DA: How did that feel?
KM: It was really upsetting, you know? To know that I had caused them that much pain and put them through that. I resented myself for a while for what I had done to them. But you know, it made me a stronger person, you know, we’ve worked things out and our relationship has never been better.
DA: That’s wonderful because you have a wonderful family. It was great you had your step-mom there, you had your mom there, you had your dad there, and you had your sisters. They had been very broken by your disease and they were concerned about you for a long time.
DA: So, to see your mother’s face today was just delightful. I mean she’s just beaming and you look fabulous as well.
KM: Thank you.
DA: I know we got you back on track with the Florida Virtual [online schooling]. Also I know that you were diagnosed with ADHD as a child, here you weren’t on any medication. After a month or so they put you on Wellbutrin and we saw a big difference. You started showing much more of a result education-wise and it did help you. So you don’t feel like your ADHD but you feel like you’re ADD.
KM: Yeah I definitely have the attention deficit. I can’t really focus.
DA: Now your brain, think about your brain when you were using and think about it now. How does it feel different?

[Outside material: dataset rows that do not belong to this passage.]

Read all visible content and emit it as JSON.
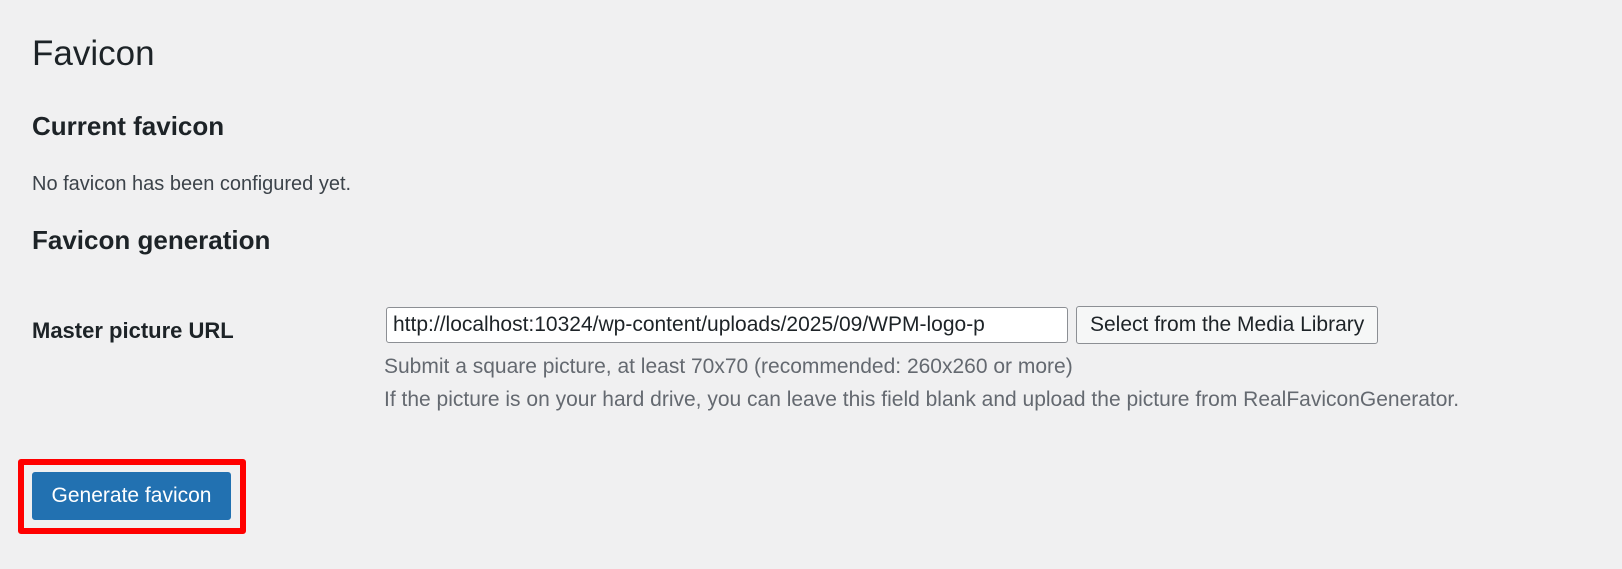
{
  "page": {
    "title": "Favicon"
  },
  "current_section": {
    "heading": "Current favicon",
    "status": "No favicon has been configured yet."
  },
  "generation_section": {
    "heading": "Favicon generation",
    "master_picture": {
      "label": "Master picture URL",
      "value": "http://localhost:10324/wp-content/uploads/2025/09/WPM-logo-p",
      "media_button_label": "Select from the Media Library",
      "hint_size": "Submit a square picture, at least 70x70 (recommended: 260x260 or more)",
      "hint_upload": "If the picture is on your hard drive, you can leave this field blank and upload the picture from RealFaviconGenerator."
    }
  },
  "actions": {
    "generate_label": "Generate favicon"
  },
  "colors": {
    "background": "#f0f0f1",
    "primary": "#2271b1",
    "highlight": "#ff0000"
  }
}
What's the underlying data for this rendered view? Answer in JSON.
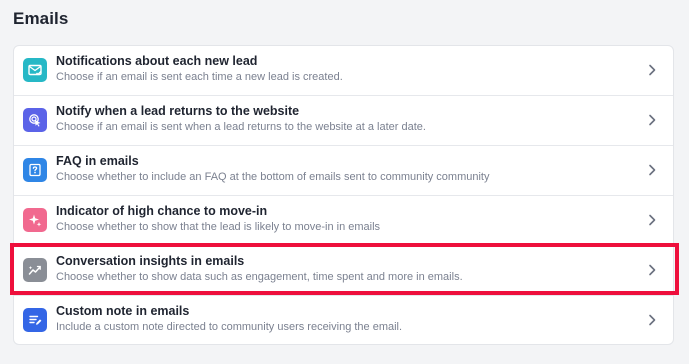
{
  "section": {
    "title": "Emails"
  },
  "colors": {
    "highlight": "#ee0f3c",
    "icon_teal": "#26b8c6",
    "icon_indigo": "#5b63e8",
    "icon_blue": "#2f86e6",
    "icon_pink": "#f1698f",
    "icon_gray": "#8a8e96",
    "icon_royal": "#3466e6"
  },
  "rows": [
    {
      "title": "Notifications about each new lead",
      "description": "Choose if an email is sent each time a new lead is created.",
      "icon": "mail-check-icon"
    },
    {
      "title": "Notify when a lead returns to the website",
      "description": "Choose if an email is sent when a lead returns to the website at a later date.",
      "icon": "cursor-click-icon"
    },
    {
      "title": "FAQ in emails",
      "description": "Choose whether to include an FAQ at the bottom of emails sent to community community",
      "icon": "question-doc-icon"
    },
    {
      "title": "Indicator of high chance to move-in",
      "description": "Choose whether to show that the lead is likely to move-in in emails",
      "icon": "sparkle-icon"
    },
    {
      "title": "Conversation insights in emails",
      "description": "Choose whether to show data such as engagement, time spent and more in emails.",
      "icon": "insights-trend-icon",
      "highlighted": true
    },
    {
      "title": "Custom note in emails",
      "description": "Include a custom note directed to community users receiving the email.",
      "icon": "note-icon"
    }
  ]
}
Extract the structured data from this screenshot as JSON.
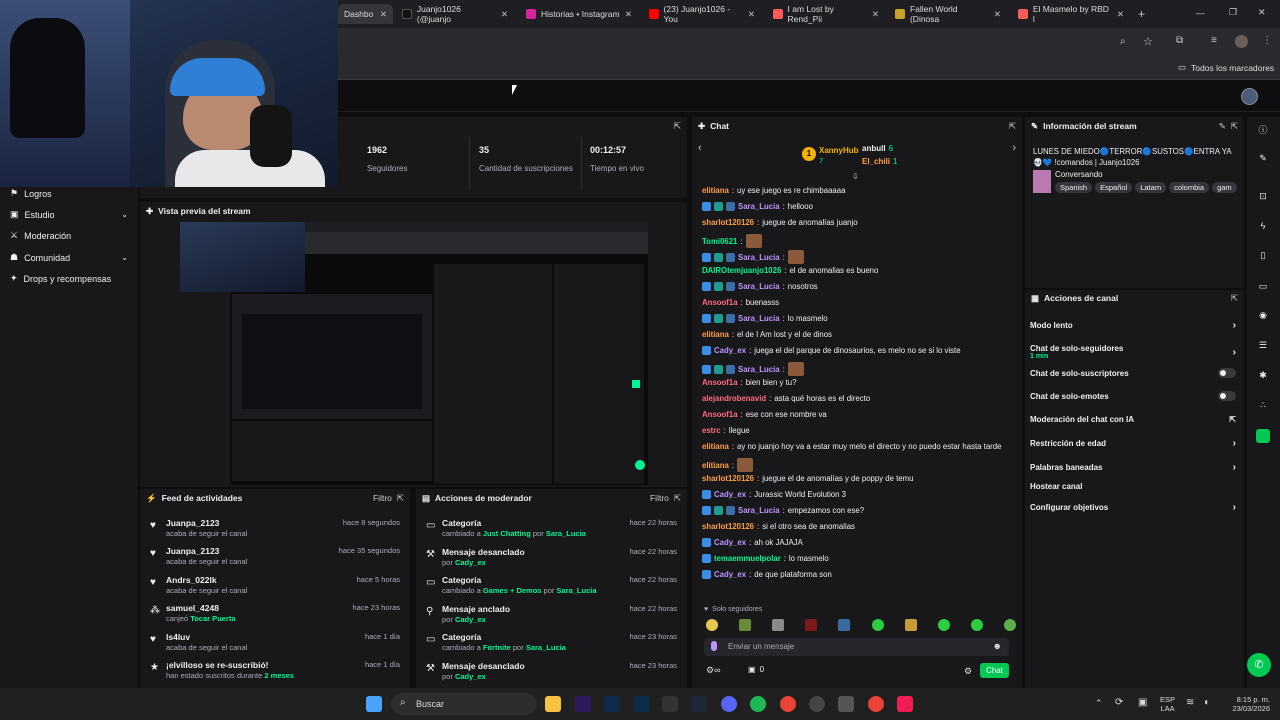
{
  "browser": {
    "tabs": [
      {
        "label": "Dashbo",
        "active": true
      },
      {
        "label": "Juanjo1026 (@juanjo",
        "active": false
      },
      {
        "label": "Historias • Instagram",
        "active": false
      },
      {
        "label": "(23) Juanjo1026 - You",
        "active": false
      },
      {
        "label": "I am Lost by Rend_Pii",
        "active": false
      },
      {
        "label": "Fallen World (Dinosa",
        "active": false
      },
      {
        "label": "El Masmelo by RBD l",
        "active": false
      }
    ],
    "new_tab": "+",
    "bookmarks_label": "Todos los marcadores"
  },
  "sidebar": {
    "items": [
      {
        "label": "Logros",
        "icon": "trophy-icon",
        "chevron": false
      },
      {
        "label": "Estudio",
        "icon": "studio-icon",
        "chevron": true
      },
      {
        "label": "Moderación",
        "icon": "sword-icon",
        "chevron": false
      },
      {
        "label": "Comunidad",
        "icon": "people-icon",
        "chevron": true
      },
      {
        "label": "Drops y recompensas",
        "icon": "gift-icon",
        "chevron": false
      }
    ]
  },
  "stats": [
    {
      "value": "1962",
      "label": "Seguidores"
    },
    {
      "value": "35",
      "label": "Cantidad de suscripciones"
    },
    {
      "value": "00:12:57",
      "label": "Tiempo en vivo"
    }
  ],
  "preview": {
    "title": "Vista previa del stream"
  },
  "feed": {
    "title": "Feed de actividades",
    "filter": "Filtro",
    "items": [
      {
        "name": "Juanpa_2123",
        "detail": "acaba de seguir el canal",
        "time": "hace 8 segundos",
        "icon": "heart-icon"
      },
      {
        "name": "Juanpa_2123",
        "detail": "acaba de seguir el canal",
        "time": "hace 35 segundos",
        "icon": "heart-icon"
      },
      {
        "name": "Andrs_022lk",
        "detail": "acaba de seguir el canal",
        "time": "hace 5 horas",
        "icon": "heart-icon"
      },
      {
        "name": "samuel_4248",
        "detail_prefix": "canjeó",
        "detail_highlight": "Tocar Puerta",
        "time": "hace 23 horas",
        "icon": "points-icon"
      },
      {
        "name": "ls4luv",
        "detail": "acaba de seguir el canal",
        "time": "hace 1 día",
        "icon": "heart-icon"
      },
      {
        "name": "¡elvilloso se re-suscribió!",
        "detail_prefix": "han estado suscritos durante",
        "detail_highlight": "2 meses",
        "time": "hace 1 día",
        "icon": "star-icon"
      }
    ]
  },
  "modactions": {
    "title": "Acciones de moderador",
    "filter": "Filtro",
    "by": "por",
    "items": [
      {
        "action": "Categoría",
        "pre": "cambiado a",
        "hl": "Just Chatting",
        "user": "Sara_Lucia",
        "time": "hace 22 horas"
      },
      {
        "action": "Mensaje desanclado",
        "pre": "",
        "hl": "",
        "user": "Cady_ex",
        "time": "hace 22 horas"
      },
      {
        "action": "Categoría",
        "pre": "cambiado a",
        "hl": "Games + Demos",
        "user": "Sara_Lucia",
        "time": "hace 22 horas"
      },
      {
        "action": "Mensaje anclado",
        "pre": "",
        "hl": "",
        "user": "Cady_ex",
        "time": "hace 22 horas"
      },
      {
        "action": "Categoría",
        "pre": "cambiado a",
        "hl": "Fortnite",
        "user": "Sara_Lucia",
        "time": "hace 23 horas"
      },
      {
        "action": "Mensaje desanclado",
        "pre": "",
        "hl": "",
        "user": "Cady_ex",
        "time": "hace 23 horas"
      }
    ]
  },
  "chat": {
    "title": "Chat",
    "gifters": [
      {
        "rank": "1",
        "name": "XannyHub",
        "count": "7"
      },
      {
        "rank": "",
        "name": "anbull",
        "count": "6"
      },
      {
        "rank": "",
        "name": "El_chili",
        "count": "1"
      }
    ],
    "messages": [
      {
        "user": "elitiana",
        "color": "#ff9f43",
        "text": "uy ese juego es re chimbaaaaa",
        "badges": 0,
        "emote": false
      },
      {
        "user": "Sara_Lucia",
        "color": "#bf94ff",
        "text": "hellooo",
        "badges": 3,
        "emote": false
      },
      {
        "user": "sharlot120126",
        "color": "#ff9f43",
        "text": "juegue de anomalías juanjo",
        "badges": 0,
        "emote": false
      },
      {
        "user": "Tomi0621",
        "color": "#00f593",
        "text": "",
        "badges": 0,
        "emote": true
      },
      {
        "user": "Sara_Lucia",
        "color": "#bf94ff",
        "text": "",
        "badges": 3,
        "emote": true
      },
      {
        "user": "DAIROtemjuanjo1026",
        "color": "#00f593",
        "text": "el de anomalias es bueno",
        "badges": 0,
        "emote": false
      },
      {
        "user": "Sara_Lucia",
        "color": "#bf94ff",
        "text": "nosotros",
        "badges": 3,
        "emote": false
      },
      {
        "user": "Ansoof1a",
        "color": "#ff6b81",
        "text": "buenasss",
        "badges": 0,
        "emote": false
      },
      {
        "user": "Sara_Lucia",
        "color": "#bf94ff",
        "text": "lo masmelo",
        "badges": 3,
        "emote": false
      },
      {
        "user": "elitiana",
        "color": "#ff9f43",
        "text": "el de I Am lost y el de dinos",
        "badges": 0,
        "emote": false
      },
      {
        "user": "Cady_ex",
        "color": "#bf94ff",
        "text": "juega el del parque de dinosaurios, es melo no se si lo viste",
        "badges": 1,
        "emote": false
      },
      {
        "user": "Sara_Lucia",
        "color": "#bf94ff",
        "text": "",
        "badges": 3,
        "emote": true
      },
      {
        "user": "Ansoof1a",
        "color": "#ff6b81",
        "text": "bien bien y tu?",
        "badges": 0,
        "emote": false
      },
      {
        "user": "alejandrobenavid",
        "color": "#ff6b81",
        "text": "asta qué horas es el directo",
        "badges": 0,
        "emote": false
      },
      {
        "user": "Ansoof1a",
        "color": "#ff6b81",
        "text": "ese con ese nombre va",
        "badges": 0,
        "emote": false
      },
      {
        "user": "estrc",
        "color": "#ff6b81",
        "text": "llegue",
        "badges": 0,
        "emote": false
      },
      {
        "user": "elitiana",
        "color": "#ff9f43",
        "text": "ay no juanjo hoy va a estar muy melo el directo y no puedo estar hasta tarde",
        "badges": 0,
        "emote": false
      },
      {
        "user": "elitiana",
        "color": "#ff9f43",
        "text": "",
        "badges": 0,
        "emote": true
      },
      {
        "user": "sharlot120126",
        "color": "#ff9f43",
        "text": "juegue el de anomalías y de poppy de temu",
        "badges": 0,
        "emote": false
      },
      {
        "user": "Cady_ex",
        "color": "#bf94ff",
        "text": "Jurassic World Evolution 3",
        "badges": 1,
        "emote": false
      },
      {
        "user": "Sara_Lucia",
        "color": "#bf94ff",
        "text": "empezamos con ese?",
        "badges": 3,
        "emote": false
      },
      {
        "user": "sharlot120126",
        "color": "#ff9f43",
        "text": "si el otro sea de anomalias",
        "badges": 0,
        "emote": false
      },
      {
        "user": "Cady_ex",
        "color": "#bf94ff",
        "text": "ah ok JAJAJA",
        "badges": 1,
        "emote": false
      },
      {
        "user": "temaemmuelpolar",
        "color": "#00f593",
        "text": "lo masmelo",
        "badges": 1,
        "emote": false
      },
      {
        "user": "Cady_ex",
        "color": "#bf94ff",
        "text": "de que plataforma son",
        "badges": 1,
        "emote": false
      }
    ],
    "mode": "Solo seguidores",
    "placeholder": "Enviar un mensaje",
    "points": "0",
    "send": "Chat"
  },
  "stream_info": {
    "title_label": "Información del stream",
    "title": "LUNES DE MIEDO🔵TERROR🔵SUSTOS🔵ENTRA YA 💀💙 !comandos | Juanjo1026",
    "category": "Conversando",
    "tags": [
      "Spanish",
      "Español",
      "Latam",
      "colombia",
      "gam"
    ]
  },
  "channel_actions": {
    "title": "Acciones de canal",
    "items": [
      {
        "label": "Modo lento",
        "sub": "",
        "ctl": "chevron"
      },
      {
        "label": "Chat de solo-seguidores",
        "sub": "1 min",
        "ctl": "chevron"
      },
      {
        "label": "Chat de solo-suscriptores",
        "sub": "",
        "ctl": "toggle"
      },
      {
        "label": "Chat de solo-emotes",
        "sub": "",
        "ctl": "toggle"
      },
      {
        "label": "Moderación del chat con IA",
        "sub": "",
        "ctl": "external"
      },
      {
        "label": "Restricción de edad",
        "sub": "",
        "ctl": "chevron"
      },
      {
        "label": "Palabras baneadas",
        "sub": "",
        "ctl": "chevron"
      },
      {
        "label": "Hostear canal",
        "sub": "",
        "ctl": "none"
      },
      {
        "label": "Configurar objetivos",
        "sub": "",
        "ctl": "chevron"
      }
    ]
  },
  "taskbar": {
    "search": "Buscar",
    "lang1": "ESP",
    "lang2": "LAA",
    "time": "8:15 p. m.",
    "date": "23/03/2026"
  },
  "colors": {
    "accent": "#00f593",
    "bg": "#0e0e10",
    "panel": "#18181b"
  }
}
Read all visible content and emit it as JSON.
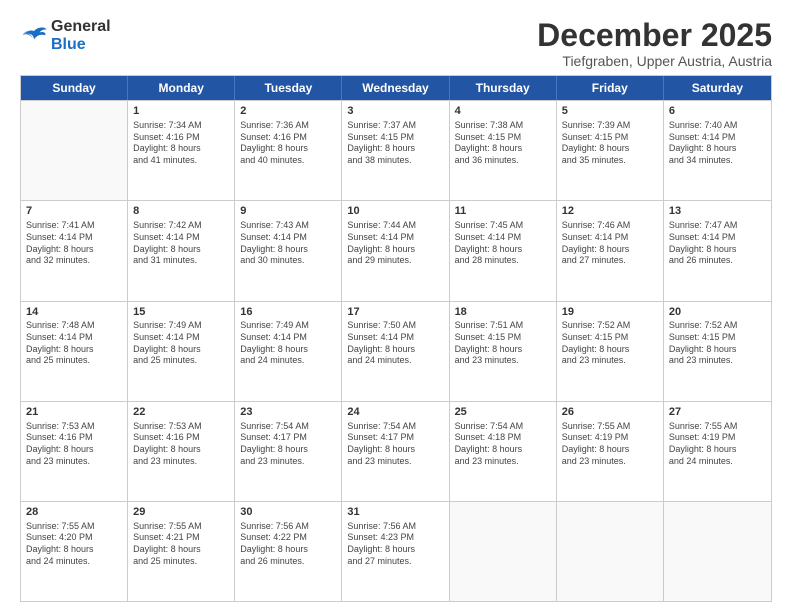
{
  "header": {
    "logo_general": "General",
    "logo_blue": "Blue",
    "month_title": "December 2025",
    "location": "Tiefgraben, Upper Austria, Austria"
  },
  "weekdays": [
    "Sunday",
    "Monday",
    "Tuesday",
    "Wednesday",
    "Thursday",
    "Friday",
    "Saturday"
  ],
  "rows": [
    [
      {
        "day": "",
        "empty": true
      },
      {
        "day": "1",
        "line1": "Sunrise: 7:34 AM",
        "line2": "Sunset: 4:16 PM",
        "line3": "Daylight: 8 hours",
        "line4": "and 41 minutes."
      },
      {
        "day": "2",
        "line1": "Sunrise: 7:36 AM",
        "line2": "Sunset: 4:16 PM",
        "line3": "Daylight: 8 hours",
        "line4": "and 40 minutes."
      },
      {
        "day": "3",
        "line1": "Sunrise: 7:37 AM",
        "line2": "Sunset: 4:15 PM",
        "line3": "Daylight: 8 hours",
        "line4": "and 38 minutes."
      },
      {
        "day": "4",
        "line1": "Sunrise: 7:38 AM",
        "line2": "Sunset: 4:15 PM",
        "line3": "Daylight: 8 hours",
        "line4": "and 36 minutes."
      },
      {
        "day": "5",
        "line1": "Sunrise: 7:39 AM",
        "line2": "Sunset: 4:15 PM",
        "line3": "Daylight: 8 hours",
        "line4": "and 35 minutes."
      },
      {
        "day": "6",
        "line1": "Sunrise: 7:40 AM",
        "line2": "Sunset: 4:14 PM",
        "line3": "Daylight: 8 hours",
        "line4": "and 34 minutes."
      }
    ],
    [
      {
        "day": "7",
        "line1": "Sunrise: 7:41 AM",
        "line2": "Sunset: 4:14 PM",
        "line3": "Daylight: 8 hours",
        "line4": "and 32 minutes."
      },
      {
        "day": "8",
        "line1": "Sunrise: 7:42 AM",
        "line2": "Sunset: 4:14 PM",
        "line3": "Daylight: 8 hours",
        "line4": "and 31 minutes."
      },
      {
        "day": "9",
        "line1": "Sunrise: 7:43 AM",
        "line2": "Sunset: 4:14 PM",
        "line3": "Daylight: 8 hours",
        "line4": "and 30 minutes."
      },
      {
        "day": "10",
        "line1": "Sunrise: 7:44 AM",
        "line2": "Sunset: 4:14 PM",
        "line3": "Daylight: 8 hours",
        "line4": "and 29 minutes."
      },
      {
        "day": "11",
        "line1": "Sunrise: 7:45 AM",
        "line2": "Sunset: 4:14 PM",
        "line3": "Daylight: 8 hours",
        "line4": "and 28 minutes."
      },
      {
        "day": "12",
        "line1": "Sunrise: 7:46 AM",
        "line2": "Sunset: 4:14 PM",
        "line3": "Daylight: 8 hours",
        "line4": "and 27 minutes."
      },
      {
        "day": "13",
        "line1": "Sunrise: 7:47 AM",
        "line2": "Sunset: 4:14 PM",
        "line3": "Daylight: 8 hours",
        "line4": "and 26 minutes."
      }
    ],
    [
      {
        "day": "14",
        "line1": "Sunrise: 7:48 AM",
        "line2": "Sunset: 4:14 PM",
        "line3": "Daylight: 8 hours",
        "line4": "and 25 minutes."
      },
      {
        "day": "15",
        "line1": "Sunrise: 7:49 AM",
        "line2": "Sunset: 4:14 PM",
        "line3": "Daylight: 8 hours",
        "line4": "and 25 minutes."
      },
      {
        "day": "16",
        "line1": "Sunrise: 7:49 AM",
        "line2": "Sunset: 4:14 PM",
        "line3": "Daylight: 8 hours",
        "line4": "and 24 minutes."
      },
      {
        "day": "17",
        "line1": "Sunrise: 7:50 AM",
        "line2": "Sunset: 4:14 PM",
        "line3": "Daylight: 8 hours",
        "line4": "and 24 minutes."
      },
      {
        "day": "18",
        "line1": "Sunrise: 7:51 AM",
        "line2": "Sunset: 4:15 PM",
        "line3": "Daylight: 8 hours",
        "line4": "and 23 minutes."
      },
      {
        "day": "19",
        "line1": "Sunrise: 7:52 AM",
        "line2": "Sunset: 4:15 PM",
        "line3": "Daylight: 8 hours",
        "line4": "and 23 minutes."
      },
      {
        "day": "20",
        "line1": "Sunrise: 7:52 AM",
        "line2": "Sunset: 4:15 PM",
        "line3": "Daylight: 8 hours",
        "line4": "and 23 minutes."
      }
    ],
    [
      {
        "day": "21",
        "line1": "Sunrise: 7:53 AM",
        "line2": "Sunset: 4:16 PM",
        "line3": "Daylight: 8 hours",
        "line4": "and 23 minutes."
      },
      {
        "day": "22",
        "line1": "Sunrise: 7:53 AM",
        "line2": "Sunset: 4:16 PM",
        "line3": "Daylight: 8 hours",
        "line4": "and 23 minutes."
      },
      {
        "day": "23",
        "line1": "Sunrise: 7:54 AM",
        "line2": "Sunset: 4:17 PM",
        "line3": "Daylight: 8 hours",
        "line4": "and 23 minutes."
      },
      {
        "day": "24",
        "line1": "Sunrise: 7:54 AM",
        "line2": "Sunset: 4:17 PM",
        "line3": "Daylight: 8 hours",
        "line4": "and 23 minutes."
      },
      {
        "day": "25",
        "line1": "Sunrise: 7:54 AM",
        "line2": "Sunset: 4:18 PM",
        "line3": "Daylight: 8 hours",
        "line4": "and 23 minutes."
      },
      {
        "day": "26",
        "line1": "Sunrise: 7:55 AM",
        "line2": "Sunset: 4:19 PM",
        "line3": "Daylight: 8 hours",
        "line4": "and 23 minutes."
      },
      {
        "day": "27",
        "line1": "Sunrise: 7:55 AM",
        "line2": "Sunset: 4:19 PM",
        "line3": "Daylight: 8 hours",
        "line4": "and 24 minutes."
      }
    ],
    [
      {
        "day": "28",
        "line1": "Sunrise: 7:55 AM",
        "line2": "Sunset: 4:20 PM",
        "line3": "Daylight: 8 hours",
        "line4": "and 24 minutes."
      },
      {
        "day": "29",
        "line1": "Sunrise: 7:55 AM",
        "line2": "Sunset: 4:21 PM",
        "line3": "Daylight: 8 hours",
        "line4": "and 25 minutes."
      },
      {
        "day": "30",
        "line1": "Sunrise: 7:56 AM",
        "line2": "Sunset: 4:22 PM",
        "line3": "Daylight: 8 hours",
        "line4": "and 26 minutes."
      },
      {
        "day": "31",
        "line1": "Sunrise: 7:56 AM",
        "line2": "Sunset: 4:23 PM",
        "line3": "Daylight: 8 hours",
        "line4": "and 27 minutes."
      },
      {
        "day": "",
        "empty": true
      },
      {
        "day": "",
        "empty": true
      },
      {
        "day": "",
        "empty": true
      }
    ]
  ]
}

KM: I can think a lot more clearly now. There’s more thoughts running through my head then just, where am I gonna get my next fix? How am I going to get high? I don’t have any money. You know, I can actually process things, you know. I got all my emotions back. When I was using I had no emotion whatsoever. It feels really good, you know? You just feel a lot more level-headed and clear-headed.
DA: Now I know you really enjoyed going to raves and that was a place where you used or you would take a lot of drugs to go to a rave.
KM: Yeah absolutely.
DA: Would you be able to go to a rave today? Or would that trigger your substance abuse?
KM: That would definitely trigger my abuse, you know.
DA: Do you think it will happen with time that you will be able to go to a rave and be able to dance and have fun without using?
KM: I hope so, you know it’s something that I really enjoyed. Just the whole atmosphere and everything. But right now I know that it’s out of the question.
DA: What’s your plan for when you go home? What are you going to do?
KM: When I go home I’m going to finish junior year on Florida Virtual [online schooling] and then senior year I’ll be attending [high school] in Orlando.
DA: That’s exciting. So you’ll be able to walk with your class, graduate, life back on track.
KM: All that kids that I will be walking with, those are the kids I went to elementary school with.
DA: How wonderful! Well they’re going to be very proud of you because I’m sure you have some friends that didn’t use or didn’t go to the depths of using that you did. It was probably very disappointing and sad for them to see you fall through the cracks. You know, just kind of fall. Now they’re going to see you walk. Won’t that be awesome? I mean because you’re an example of hope that when somebody gets caught up in addiction, that they can get out. We’re really, really proud of you.
KM: Thank you.
DA: It was really great working with you and seeing the shift and the change. That’s been beautiful and it really makes our job worthwhile. Thank you so much.
KM: Thank you. It was my pleasure.
DA: Thanks for coming by and stop by again! You’ll have to come and speak at one of our workshops.
DA: Okay, thank you.